    If Mega Bank responds to competition by significantly dropping credit standards and gearing the country into unsustainable levels of offshore debt, I dont call that an unintended consequence of securitisation but a regulatory failure.

    Australia will need securitisation to support its whole banking system within the next few years. Otherwise it will need to be socilaised.

  2. If anyone is going to make bad lending decisions into the residential mortgage market it is much better that it be foreign lenders directly, rather than our Too Bloated Too Function Megabank.

    After all they cannot remove the housing assets from Australia if they make a lot of dud loans.

    If Megabank cannot compete for market share of new mortgages as a result of the eager foreign lenders – so what!!

    We do not allow local T-Shirt manufacturers (are there any left) to import Chinese workers to work in local factories or dodge environmental protections and OH&S laws simply so they can compete with the cheap T-Shirt imports.

    The same should go for cheap imported money.

    Megabank should not be allowed to borrow on wholesale markets to lend into residential mortgages.
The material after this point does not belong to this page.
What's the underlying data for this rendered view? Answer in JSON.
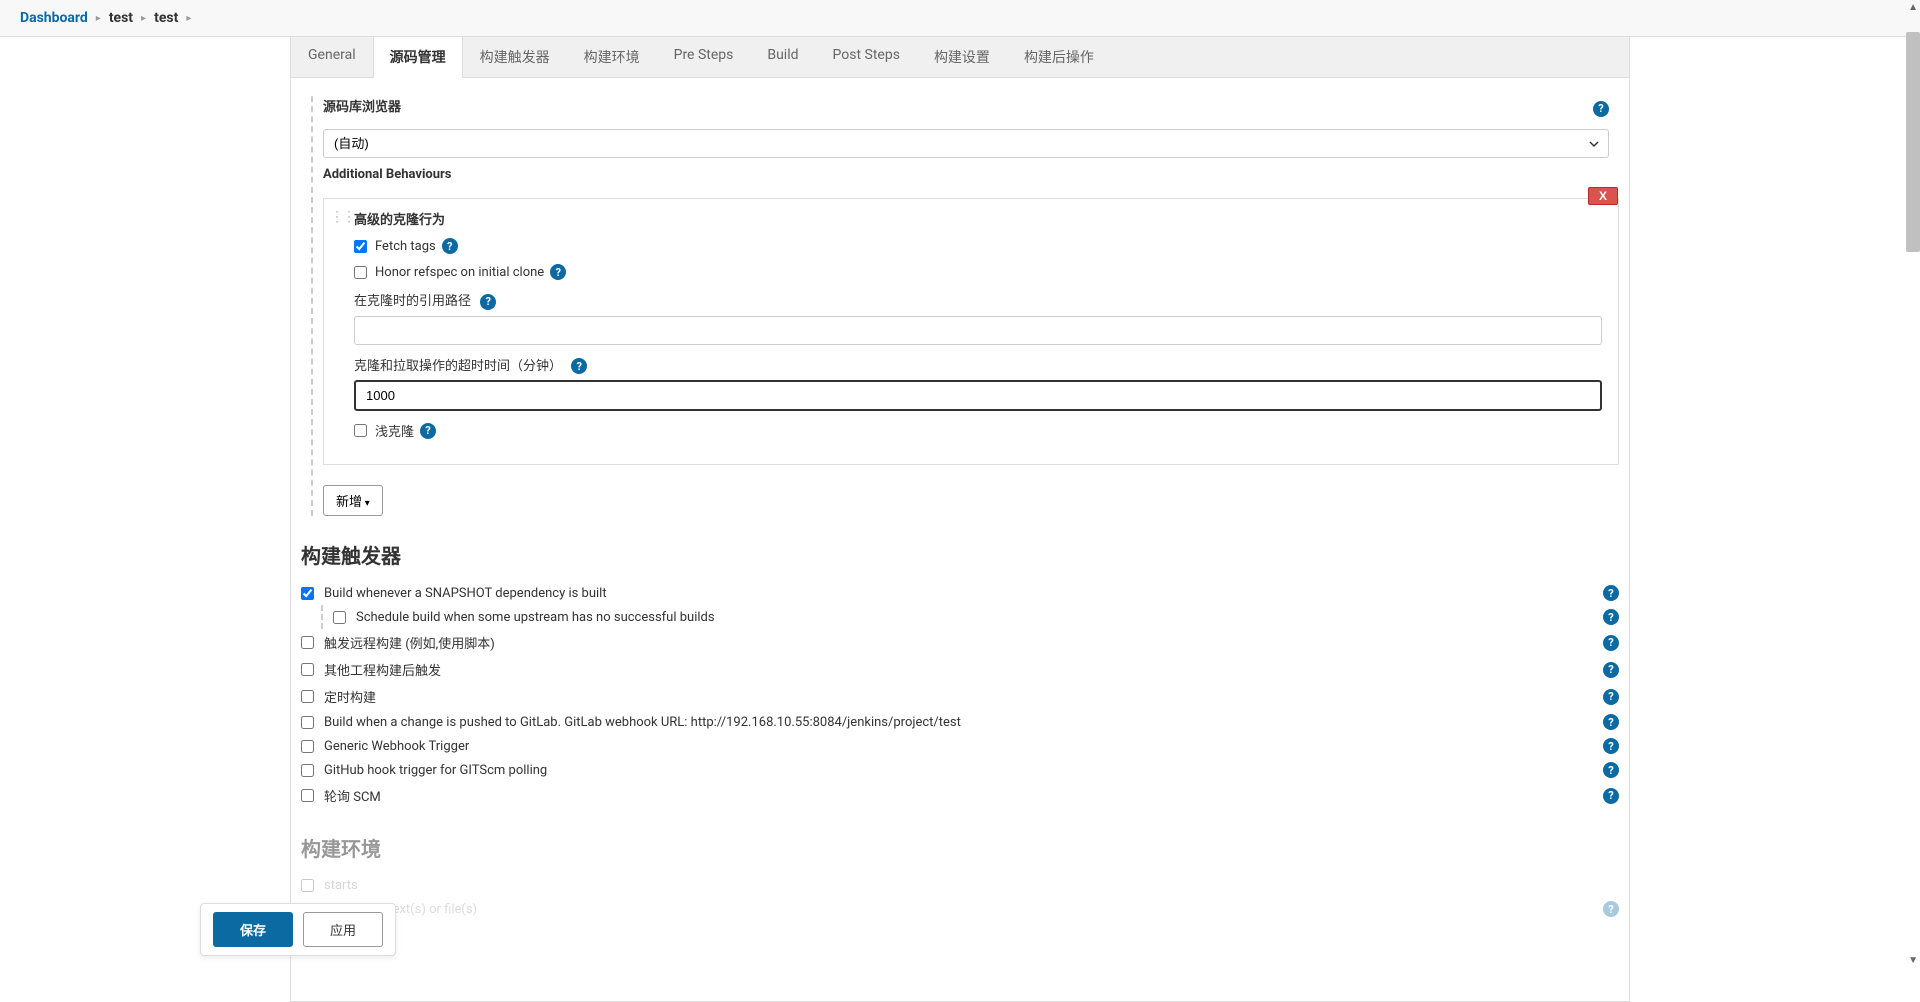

Getting them down to zero from the present 35-40% may take a few years – lets give them 5 years.

    If notwithstanding the above we find our selves drowning in cheap credit via RMBS from nutty foreign lenders then further measures may be worth considering to limit this hot money fueling a housing asset price bubble.

    For examples:

    Limit LVRs for loans on existing houses.

    Limits lending to new builds.

    In reality there will not be a tsunami of foreign money at super low prices for RMBS residential mortgages because they are not that stupid.

    They are only attracted because they are betting on the govt propping the market up for a while yet and then bailing out the foreign lenders if things go pear shaped.

    And with Megabank limited to raising money locally from say Term Deposits, the foreigners will simply set their rates slightly below what Megabank can offer.

    Keep in mind a developed country that cannot fund shelter from its own savings needs a flashing red incompetence’ light’.

    Thus in a worst case scenario (where house prices are heading to the moon) we can always ban the foreign RMBS lenders and rely simply on our savings via Megabank for housing finance.